Tsukruk, V. V., Luzinov, I., Larson, K., Li, S., & McGrath, D. V. (2001). Intralayer reorganization of photochromic molecular films. Journal of Materials Science Letters, 20(9), 873-876.


Azobenzene-containing amphiphilic dendrimer was used to fabricate a photosensitive monolayer. A crown-ether moiety served as a polar head and a polyether fragment with long-chain alkyl tails providing hydrophobicity for an overall amphiphilic character. The architecture exhibited two dissimilar bulky terminal fragments.

Radhakrishnan, U., & McGrath, D. V. (2000). Synthesis of spiropyran based photoresponsive dendrimers. American Chemical Society, Polymer Preprints, Division of Polymer Chemistry, 41(1), 883-884.


The polarity of the open form of spiropyrans is suitable for use as surfactants and for controlling the hydrophilicity of the dendrimer surface with the use of light. Spiropyrans as a peripheral unit of dendrimer with a non-polar inner core will lead to the formation of macromolecules with photolytically-controlled amphiphilic character. In this connection, spiropyran subunits were introduced on the surface of dendrimers prepared using the convergent synthetic strategy to modify the dendrimers' properties.

Polaske, N. W., McGrath, D. V., & McElhanon, J. R. (2010). Thermally reversible dendronized step-polymers based on sequential Huisgen 1,3-dipolar cycloaddition and diels-alder "click" reactions. Macromolecules, 43(3), 1270-1276. doi:


Thermally labile dendronized AA-BB step polymers are described.
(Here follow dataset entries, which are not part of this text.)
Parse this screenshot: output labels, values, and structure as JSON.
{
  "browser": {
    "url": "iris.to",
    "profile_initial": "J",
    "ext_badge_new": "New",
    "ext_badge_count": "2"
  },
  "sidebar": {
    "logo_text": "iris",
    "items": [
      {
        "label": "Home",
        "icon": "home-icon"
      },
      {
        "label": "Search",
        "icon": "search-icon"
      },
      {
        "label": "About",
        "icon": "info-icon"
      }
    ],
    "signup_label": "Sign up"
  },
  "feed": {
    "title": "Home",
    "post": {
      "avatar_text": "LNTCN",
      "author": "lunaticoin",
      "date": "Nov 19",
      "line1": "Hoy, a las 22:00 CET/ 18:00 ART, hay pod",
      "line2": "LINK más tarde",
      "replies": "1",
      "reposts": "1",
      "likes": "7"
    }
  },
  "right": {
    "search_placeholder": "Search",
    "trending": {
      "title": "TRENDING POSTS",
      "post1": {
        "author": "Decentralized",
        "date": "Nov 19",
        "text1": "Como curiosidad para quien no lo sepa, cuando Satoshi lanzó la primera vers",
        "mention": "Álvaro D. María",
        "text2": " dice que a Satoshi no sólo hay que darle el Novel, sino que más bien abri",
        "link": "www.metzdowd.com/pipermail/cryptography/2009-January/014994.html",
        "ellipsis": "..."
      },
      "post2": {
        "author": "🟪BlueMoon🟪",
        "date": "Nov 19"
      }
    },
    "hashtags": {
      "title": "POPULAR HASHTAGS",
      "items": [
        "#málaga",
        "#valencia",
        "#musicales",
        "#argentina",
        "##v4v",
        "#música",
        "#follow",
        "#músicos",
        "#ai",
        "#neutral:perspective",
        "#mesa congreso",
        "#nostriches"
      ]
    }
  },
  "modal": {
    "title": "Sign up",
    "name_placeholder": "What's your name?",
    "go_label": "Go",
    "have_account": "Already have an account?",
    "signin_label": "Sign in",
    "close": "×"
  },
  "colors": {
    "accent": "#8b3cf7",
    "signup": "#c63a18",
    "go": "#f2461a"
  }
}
First through third generation dendritic bisfuran monomers 6a-6c were prepared in part by the Cu(I)-catalyzed azide-alkyne Huisgen 1,3-dipolar cycloaddition reaction and in turn polymerized by the reversible furan-maleimide Diels-Alder reaction, The Diels-Alder reaction conditions were optimized through end-capping studies with N-phenylmaleimide (7). Dendronized step polymers 10a-10c were then formed from reaction with bismaleimide 9 and their assembly, disassembly, and reassembly behavior studied by GPC. © 2009 American Chemical Society.
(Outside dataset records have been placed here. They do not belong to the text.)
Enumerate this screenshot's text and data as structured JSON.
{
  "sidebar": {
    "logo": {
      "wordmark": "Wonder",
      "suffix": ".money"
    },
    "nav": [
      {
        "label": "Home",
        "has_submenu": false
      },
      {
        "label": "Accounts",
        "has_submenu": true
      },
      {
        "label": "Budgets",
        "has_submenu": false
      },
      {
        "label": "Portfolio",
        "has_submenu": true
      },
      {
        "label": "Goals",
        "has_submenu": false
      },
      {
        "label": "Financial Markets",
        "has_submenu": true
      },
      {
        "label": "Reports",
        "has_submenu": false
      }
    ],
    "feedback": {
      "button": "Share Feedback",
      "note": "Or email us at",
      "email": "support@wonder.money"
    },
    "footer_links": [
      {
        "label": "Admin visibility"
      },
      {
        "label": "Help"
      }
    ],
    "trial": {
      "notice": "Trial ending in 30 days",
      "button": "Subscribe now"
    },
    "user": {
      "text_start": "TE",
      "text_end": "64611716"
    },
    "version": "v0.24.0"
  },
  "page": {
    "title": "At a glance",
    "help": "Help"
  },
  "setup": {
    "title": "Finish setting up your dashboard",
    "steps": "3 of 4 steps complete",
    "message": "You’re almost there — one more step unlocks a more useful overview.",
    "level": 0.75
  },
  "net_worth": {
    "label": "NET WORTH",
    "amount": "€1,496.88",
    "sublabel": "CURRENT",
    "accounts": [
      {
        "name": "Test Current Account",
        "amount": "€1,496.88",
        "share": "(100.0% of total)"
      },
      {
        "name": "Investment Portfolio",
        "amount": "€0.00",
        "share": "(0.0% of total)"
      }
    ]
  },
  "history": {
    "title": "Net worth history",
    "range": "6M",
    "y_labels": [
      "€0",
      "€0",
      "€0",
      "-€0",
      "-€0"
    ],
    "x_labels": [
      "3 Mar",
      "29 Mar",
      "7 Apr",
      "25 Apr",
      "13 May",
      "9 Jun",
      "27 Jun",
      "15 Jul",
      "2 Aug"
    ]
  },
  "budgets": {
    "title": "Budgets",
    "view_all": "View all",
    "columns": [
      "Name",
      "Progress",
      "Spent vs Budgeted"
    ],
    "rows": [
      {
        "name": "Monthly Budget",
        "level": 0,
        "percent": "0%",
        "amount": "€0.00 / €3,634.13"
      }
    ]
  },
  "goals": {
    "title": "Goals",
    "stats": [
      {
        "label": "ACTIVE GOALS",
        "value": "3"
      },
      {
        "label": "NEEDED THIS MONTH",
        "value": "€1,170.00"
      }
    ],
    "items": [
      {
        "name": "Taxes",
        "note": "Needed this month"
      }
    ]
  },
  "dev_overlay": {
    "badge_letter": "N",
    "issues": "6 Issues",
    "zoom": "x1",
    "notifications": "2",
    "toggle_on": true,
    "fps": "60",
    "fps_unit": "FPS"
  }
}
McGrath, D. V., Wu, M., & Chaudhry, U. (1996). An approach to highly functionalized dendrimers from chiral, non-racemic synthetic monomers. Tetrahedron Letters, 37(34), 6077-6080.


An approach to dendrimers with highly functional interiors constructed from chiral, non-racemic hydrobenzoin monomer units is presented. An optically pure monomer unit is prepared using asymmetric dihydroxylation (AD) and a representative dendrimer is constructed by a convergent growth strategy.

Ortiz, A., Flora, W. H., D'Ambruoso, G. D., Armstrong, N. R., & McGrath, D. V. (2005). Dendritic incorporation of quinacridone: solubility, aggregation, electrochemistry, and solid-state luminescence. Chemical communications (Cambridge, England), 444-446. doi:10.1039/B413684E

The first incorporation of quinacridone, a technologically important organic electroluminescent emitter, into dendrimers increases solubility, decreases aggregation, retards heterogeneous electron transfer, and enhances luminescence in condensed phases (powders and thin films).